- _YOUR ASSIGNMENT_: Every line in the data below that includes "VueComponent" belongs in the answer, copied as it stands.

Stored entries
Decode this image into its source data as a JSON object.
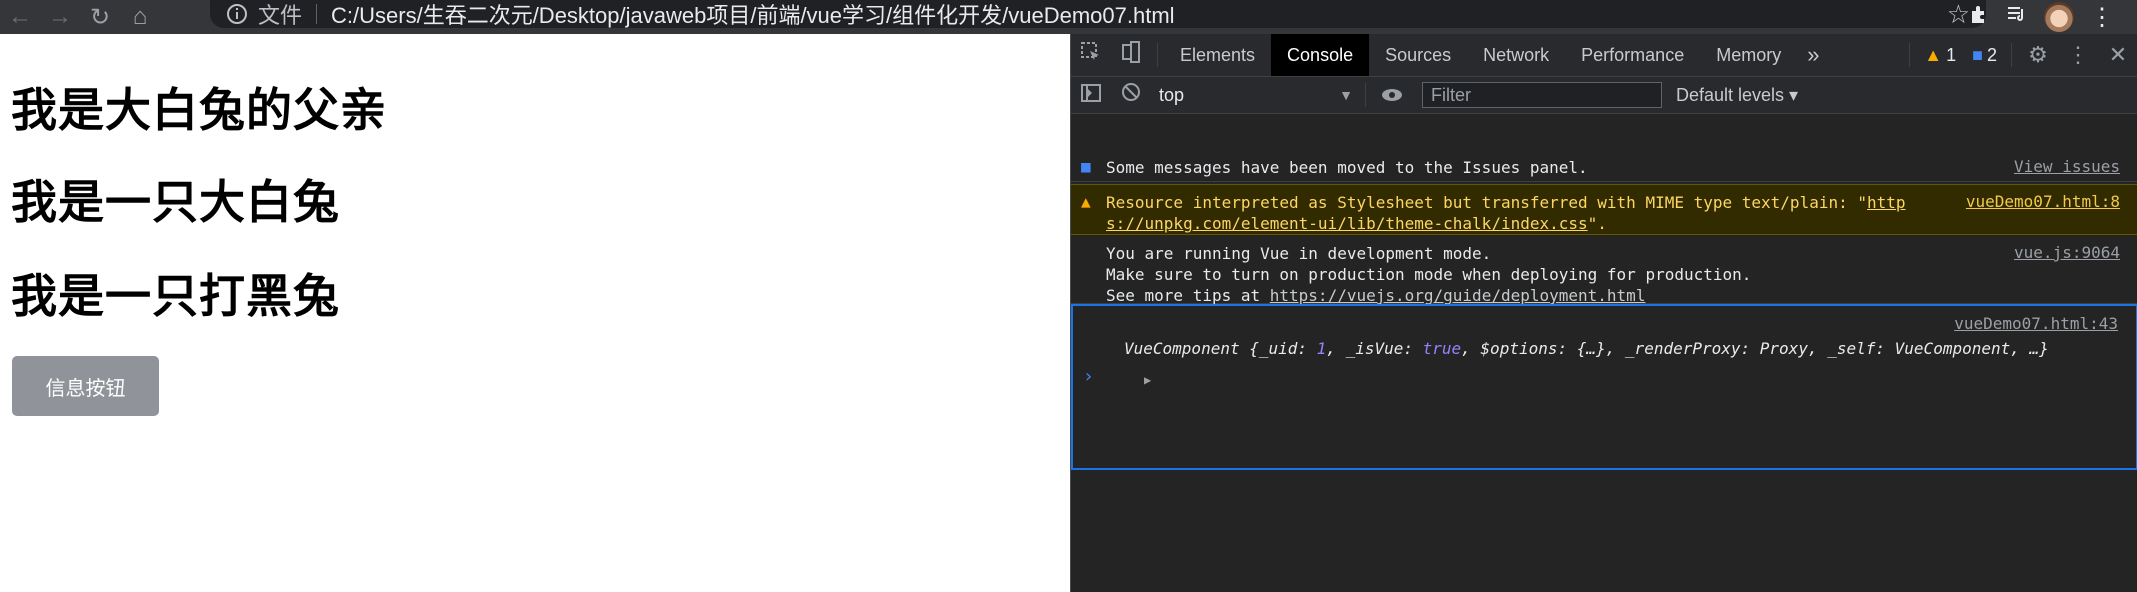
{
  "browser": {
    "scheme_label": "文件",
    "url": "C:/Users/生吞二次元/Desktop/javaweb项目/前端/vue学习/组件化开发/vueDemo07.html"
  },
  "page": {
    "headings": [
      "我是大白兔的父亲",
      "我是一只大白兔",
      "我是一只打黑兔"
    ],
    "button_label": "信息按钮"
  },
  "devtools": {
    "tabs": [
      "Elements",
      "Console",
      "Sources",
      "Network",
      "Performance",
      "Memory"
    ],
    "active_tab": "Console",
    "more_tabs": "»",
    "warnings_count": "1",
    "issues_count": "2",
    "context": "top",
    "filter_placeholder": "Filter",
    "levels": "Default levels ▾",
    "messages": {
      "issues": {
        "text": "Some messages have been moved to the Issues panel.",
        "link": "View issues"
      },
      "warning": {
        "line1_prefix": "Resource interpreted as Stylesheet but transferred with MIME type text/plain: \"",
        "line1_link": "http",
        "line2_link": "s://unpkg.com/element-ui/lib/theme-chalk/index.css",
        "line2_suffix": "\".",
        "source": "vueDemo07.html:8"
      },
      "vue": {
        "line1": "You are running Vue in development mode.",
        "line2": "Make sure to turn on production mode when deploying for production.",
        "line3_prefix": "See more tips at ",
        "line3_link": "https://vuejs.org/guide/deployment.html",
        "source": "vue.js:9064"
      },
      "object": {
        "source": "vueDemo07.html:43",
        "name": "VueComponent",
        "uid_key": "_uid",
        "uid_val": "1",
        "isvue_key": "_isVue",
        "isvue_val": "true",
        "options_key": "$options",
        "options_val": "{…}",
        "renderproxy_key": "_renderProxy",
        "renderproxy_val": "Proxy",
        "self_key": "_self",
        "self_val": "VueComponent"
      }
    }
  }
}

- _ANSWER TO THE EXERCISE_:
        "name": "VueComponent",
        "self_val": "VueComponent"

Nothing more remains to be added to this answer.